Let me tell you about the God that I have met. the God that I have met on my journey and the God that I have met in the faces and in the lives of each of you. The God that I know is love. Yes, it is The God Who came enfleshed in Jesus and lived among us to reveal what love looks like. but that love is God. Is love revealed in the goodness of Creation, in the care of each creature, and the generous hearts of those who worship, and fight for justice for all that breathes, that all might be able to live into the fullness of who and what they were created to be. And of the case you were wondering, everything breathes. The trees and the seaweed, the flowers and the grass, the permafrost and the moss is breathing in and breathing out oxygen. they fill now that’s the Earth with that which allows us, and the birds, and the rabbits, the horses, and the snakes, and the spiders, and the dogs, and the cats to keep breathing. The very Earth itself breathes. Let everything that has breath praise God.
Let everything that has breath praise God simply for who God is, which isn’t simple at all. And it isn’t simple to praise God with all of the things that we carry, with all of the Psalms, with all of the prayers, with all of the life and the living and the feelings. but Psalm 150 is the prayer of the one who keeps praying, even in the times when we don’t feel like praising, even in the times when we are in deep Lament, even in the times when it feels like all we do is lose, even in the times when it feels like our enemies have surrounded us, Psalm 150 calls us to keep praying and is what comes when we keep praying. It isn’t necessarily a “praise God” that we announce in the middle of our hard times or in the middle of a sermon, Psalm 150 tells us all our prayers are all going to end in Praise. it may take a while, don’t rush it. there may be many, many prayers of sadness, anger, calling out for justice, hope, but they all find their way to praise.
Eugene Peterson wrote of this: Not every prayer is capped off with praise. In fact most prayers, if the Psalter is a true guide, are not.
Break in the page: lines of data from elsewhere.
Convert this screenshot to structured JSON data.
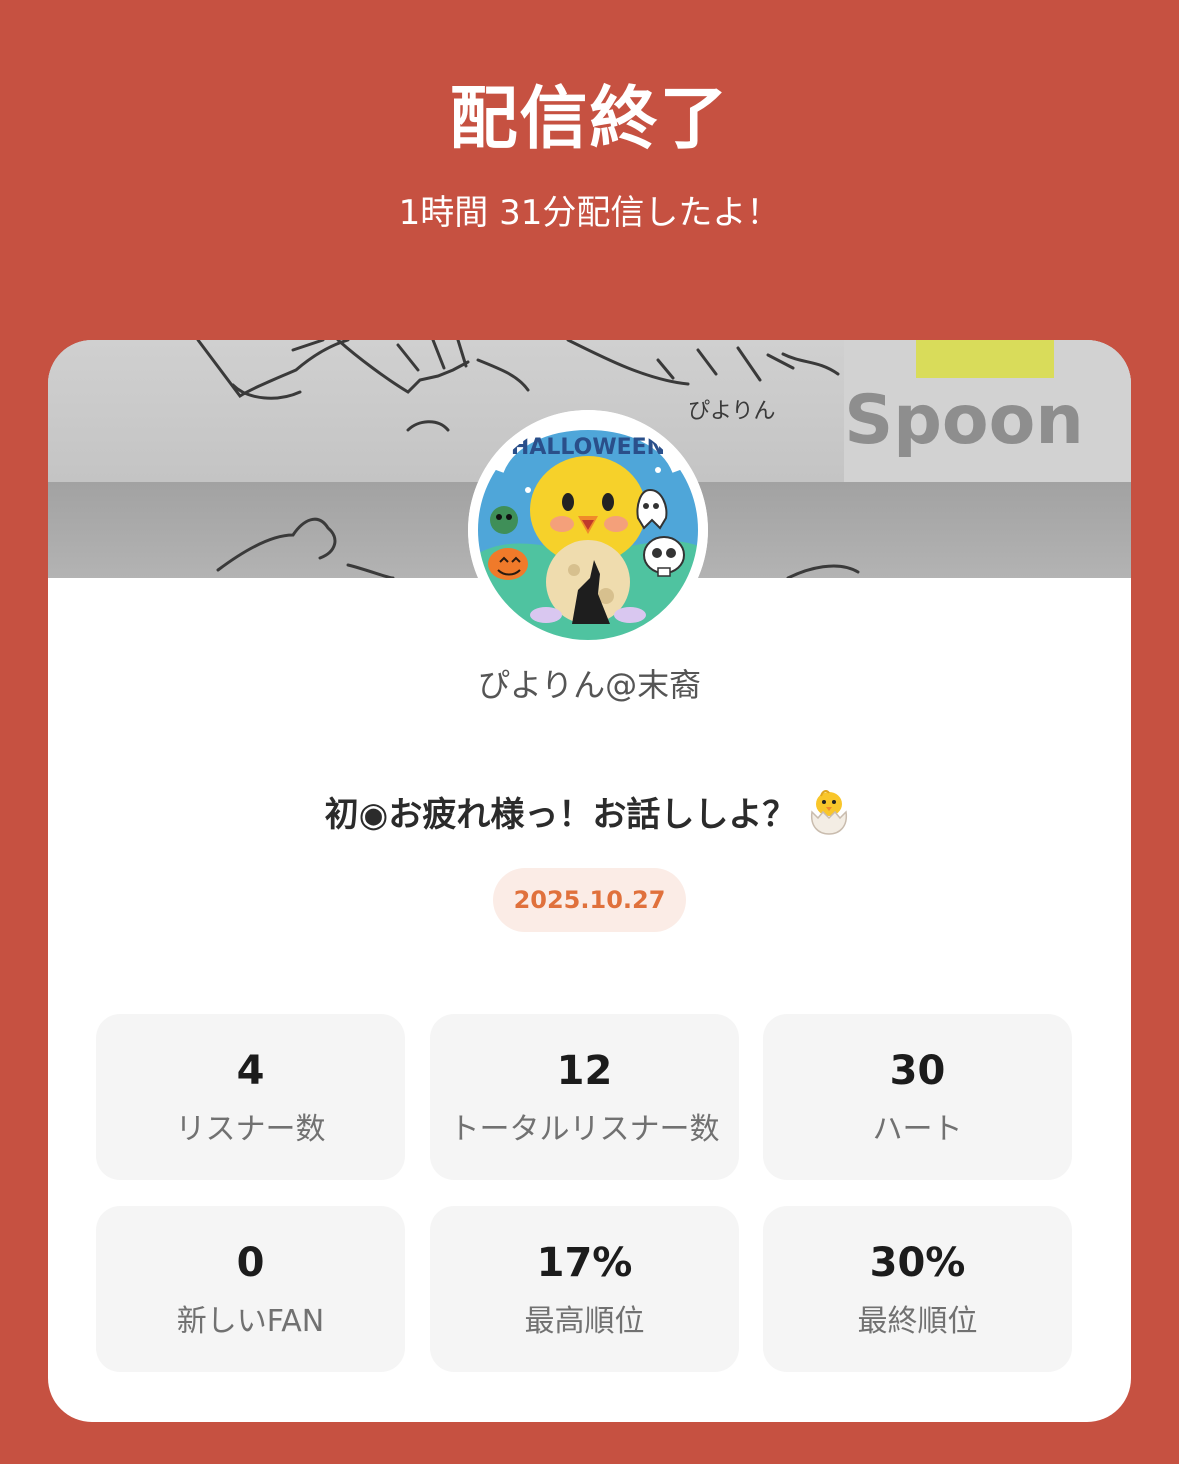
{
  "header": {
    "title": "配信終了",
    "subtitle": "1時間 31分配信したよ！"
  },
  "banner": {
    "logo_text": "Spoon",
    "background_image": "pencil-sketch-photo"
  },
  "profile": {
    "avatar_icon": "halloween-chick-avatar-icon",
    "username": "ぴよりん@末裔"
  },
  "stream": {
    "title": "初◉お疲れ様っ！お話ししよ？",
    "title_emoji": "hatching-chick-icon",
    "date": "2025.10.27"
  },
  "stats": [
    {
      "value": "4",
      "label": "リスナー数"
    },
    {
      "value": "12",
      "label": "トータルリスナー数"
    },
    {
      "value": "30",
      "label": "ハート"
    },
    {
      "value": "0",
      "label": "新しいFAN"
    },
    {
      "value": "17%",
      "label": "最高順位"
    },
    {
      "value": "30%",
      "label": "最終順位"
    }
  ],
  "colors": {
    "background": "#c65141",
    "card": "#ffffff",
    "date_pill_bg": "#fbece6",
    "date_pill_text": "#e0713c",
    "stat_tile_bg": "#f5f5f5"
  }
}
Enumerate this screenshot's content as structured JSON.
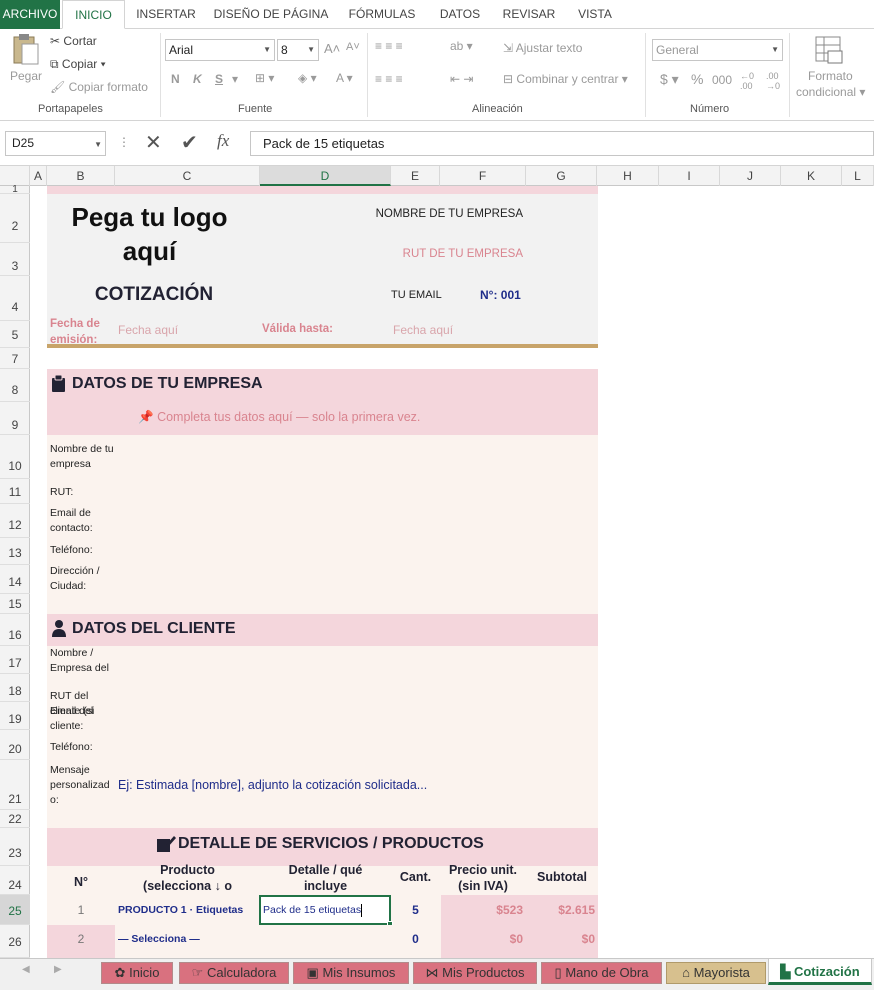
{
  "ribbon_tabs": [
    "ARCHIVO",
    "INICIO",
    "INSERTAR",
    "DISEÑO DE PÁGINA",
    "FÓRMULAS",
    "DATOS",
    "REVISAR",
    "VISTA"
  ],
  "clipboard": {
    "paste": "Pegar",
    "cut": "Cortar",
    "copy": "Copiar",
    "copy_format": "Copiar formato",
    "group": "Portapapeles"
  },
  "font": {
    "family": "Arial",
    "size": "8",
    "group": "Fuente",
    "bold": "N",
    "italic": "K",
    "underline": "S"
  },
  "alignment": {
    "wrap": "Ajustar texto",
    "merge": "Combinar y centrar",
    "group": "Alineación"
  },
  "number": {
    "format": "General",
    "currency": "$",
    "percent": "%",
    "thousands": "000",
    "group": "Número"
  },
  "styles": {
    "cond_format_1": "Formato",
    "cond_format_2": "condicional"
  },
  "formula_bar": {
    "name_box": "D25",
    "fx": "fx",
    "content": "Pack de 15 etiquetas"
  },
  "columns": [
    "A",
    "B",
    "C",
    "D",
    "E",
    "F",
    "G",
    "H",
    "I",
    "J",
    "K",
    "L"
  ],
  "rows": [
    "1",
    "2",
    "3",
    "4",
    "5",
    "7",
    "8",
    "9",
    "10",
    "11",
    "12",
    "13",
    "14",
    "15",
    "16",
    "17",
    "18",
    "19",
    "20",
    "21",
    "22",
    "23",
    "24",
    "25",
    "26"
  ],
  "header": {
    "logo_1": "Pega tu logo",
    "logo_2": "aquí",
    "title": "COTIZACIÓN",
    "company": "NOMBRE DE TU EMPRESA",
    "rut": "RUT DE TU EMPRESA",
    "email": "TU EMAIL",
    "number": "N°: 001",
    "issue_label_1": "Fecha de",
    "issue_label_2": "emisión:",
    "issue_value": "Fecha aquí",
    "valid_label": "Válida hasta:",
    "valid_value": "Fecha aquí"
  },
  "company_section": {
    "title": "DATOS DE TU EMPRESA",
    "hint": "Completa tus datos aquí — solo la primera vez.",
    "fields": [
      "Nombre de tu empresa",
      "RUT:",
      "Email de contacto:",
      "Teléfono:",
      "Dirección / Ciudad:"
    ]
  },
  "client_section": {
    "title": "DATOS DEL CLIENTE",
    "fields": [
      "Nombre / Empresa del",
      "RUT del cliente (si",
      "Email del cliente:",
      "Teléfono:",
      "Mensaje personalizad o:"
    ],
    "message": "Ej: Estimada [nombre], adjunto la cotización solicitada..."
  },
  "products_section": {
    "title": "DETALLE DE SERVICIOS / PRODUCTOS",
    "headers": [
      "N°",
      "Producto (selecciona ↓ o escribe)",
      "Detalle / qué incluye",
      "Cant.",
      "Precio unit. (sin IVA)",
      "Subtotal"
    ],
    "rows": [
      {
        "n": "1",
        "product": "PRODUCTO 1 · Etiquetas",
        "detail": "Pack de 15 etiquetas",
        "qty": "5",
        "price": "$523",
        "subtotal": "$2.615"
      },
      {
        "n": "2",
        "product": "— Selecciona —",
        "detail": "",
        "qty": "0",
        "price": "$0",
        "subtotal": "$0"
      }
    ]
  },
  "sheet_tabs": [
    "Inicio",
    "Calculadora",
    "Mis Insumos",
    "Mis Productos",
    "Mano de Obra",
    "Mayorista",
    "Cotización"
  ],
  "colors": {
    "excel_green": "#217346",
    "pink": "#f4d6dc",
    "cream": "#fbf3ee",
    "navy": "#1f2d8a",
    "rose_text": "#d9848f",
    "gold_rule": "#c8a46a"
  }
}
But prayer, a praying life, finally becomes praise. Prayer is always reaching towards praise and will finally arrive there. If we persist in prayer, laugh and cry, doubt and believe, struggle and dance and then struggle again, we will surely end up at Psalm 150, on our feet, applauding, ‘Encore! Encore!’”
So I offer us this translation, this interpretation, this version of Psalm 150 by Stephen Mitchell:
Praise God in the depths of the universe;
Praise God in the human heart.
Praise him for his power and beauty,
For her all-feeling fathomless love.
Praise her with drums and trumpets,
With string quartets and guitars.
Praise God in market and workplace,
With computer, with hammer and nails,
Praise him in bedroom and kitchen;
Praise him with pots and pans.
Praise her in the temples of the present;
Let every breath be her praise.
My heart is ready, O Beloved,
Be bearers of mercy and justice;
Let Love triumph over fear.
–translation by Stephen Mitchell, from, p. 85.
And so if you’re not in a moment of Praise today that’s okay: let everything that has breath praise God for you until you are ready. Persist, pray and laugh and cry and doubt and believe and struggle and dance and then we do it all over again. and we end in moments, we come to moments, we find moments of praise, and then we do it all over again. We join in the sacred chorus and the sacred worship of all of creation of the God who is love, who is revealed in love, who gives us love, who calls us to love, who taught us love is part of how we offer praise.
Praise God! Bang a drum! Lift your voice! Dance! Praise God! It might defy reason, it might look strange to others, it might seem over the top, but may it be with all that you are and may it always be with love.